In a previous post, I discussed my urge to escape from appearing female because I've been made so aware of it, as well as being aware of being white. Since then, I don't know if I am just walking and moving with more confidence or if I figured out how to swing my hips like a paper Ghanaian, but I've received a few less shout-outs and phone number inquiries. Whatever the change, I feel like I belong' more and more each day.
In Cape Coast, I have a friend (George) with whom I could ask about anything and everything Ghanaian. I learned so much with my incessant questions, and once, I asked him about how Ghanaian men pick up Ghanaian women. There could have been some misunderstanding due to a cultural/language barrier, but I'm pretty sure we understood each other. I asked if men ask women for their numbers all the time—like, will they ask just anyone? Or just someone they find attractive? He said that it doesn't happen all the time, and men really only ask for numbers when they think that someone is “very beautiful” (George's words).
This makes me think that it is indeed my foreignness that was earning me so much attention. (Awesome! Now I can at least throw out the theory that there's an invisible sign on my head that says 'I'm woman, I'm yours.') So let's agree that my foreignness was the source of my 'hotness,' and let me further develop my theory on gender based on another experience.
On Thursday the 27th, I spent 5 hours in a salon getting my hair braided with extensions. (By the way, salons are tiny little shops and they're absolutely EVERYWHERE!) So when you see me stateside, I'll have a head full of small twisted braids that reach down to the middle of my back! I've never done anything like this before but it's so affordable here, and I felt totally uninhibited, so I went for it. As a side note, I totally love my braids! I feel GhanaFab (get it? Instead of GhettoFab?) We should totally do this in the states more often.

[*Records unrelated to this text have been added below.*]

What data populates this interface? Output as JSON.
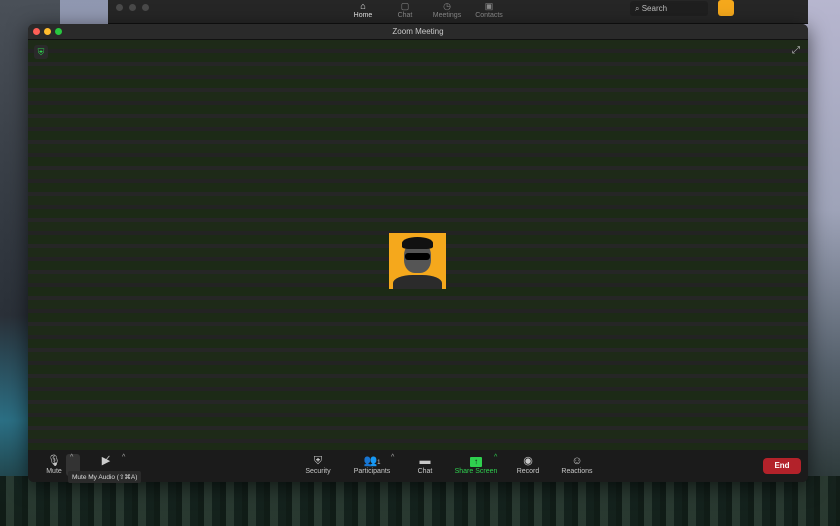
{
  "background_app": {
    "nav": [
      {
        "label": "Home",
        "icon": "home-icon",
        "active": true
      },
      {
        "label": "Chat",
        "icon": "chat-icon"
      },
      {
        "label": "Meetings",
        "icon": "clock-icon"
      },
      {
        "label": "Contacts",
        "icon": "contacts-icon"
      }
    ],
    "search_label": "Search"
  },
  "window": {
    "title": "Zoom Meeting"
  },
  "toolbar": {
    "mute": "Mute",
    "security": "Security",
    "participants": "Participants",
    "participant_count": "1",
    "chat": "Chat",
    "share_screen": "Share Screen",
    "record": "Record",
    "reactions": "Reactions",
    "end": "End"
  },
  "tooltip": "Mute My Audio (⇧⌘A)",
  "colors": {
    "share": "#2fd04f",
    "end": "#b3222a",
    "avatar_bg": "#f5a81c"
  }
}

I should explain another observation I've made while here. Hair is everything. It doesn't matter how hot or dusty or humid it is, immaculate hair do's are the rule, not the exception. Almost all women get their hair done, and this probably explains the prolific number of salons. In fact, as I sat in the salon, a woman who must have been at least 80 came in to get a weave (first they braid your hair into corn rows, and then sew, very tightly, strips of fake hair to the corn row braids). She had almost no hair, but when she left, she looked fabulous with an adorable black bob with streaks of red!
Anyway, as I walked back from the salon I received more attention than ever from Ghanaian women. Women on the streets were saying “mo-WI-uh-fay” (phonetically spelled for the Fante way to say, 'you are beautiful') or “very nice hair” as I walked by. I'd also say that I received fewer stares from men.
So here's my hypothesis to be tested worldwide! The more 'foreign'/'other'/'different' you look, the more attention you receive from the opposite sex*. And the more you practice popular fashion of a particular place, without looking generic, the more you impress people of the same sex*.
This is a pretty broad conjecture about sex, attention, and appearance, but I think that it could apply to just a general theory of attractiveness and gender.
Until next time I remain
a Rookie Anthropologist
*IMPORTANT: My language assumes heterosexuality, but I think that the same idea could apply amongst gay, bi-, trans-, and whatever- sexual people. For this case, I could only make observations about attractiveness between heterosexuals because it is definitely the dominant persuasion and performance here. And actually, I think that it's pretty difficult not to comply with heterosexual norms in Ghana, based on my conversations with friends who live here.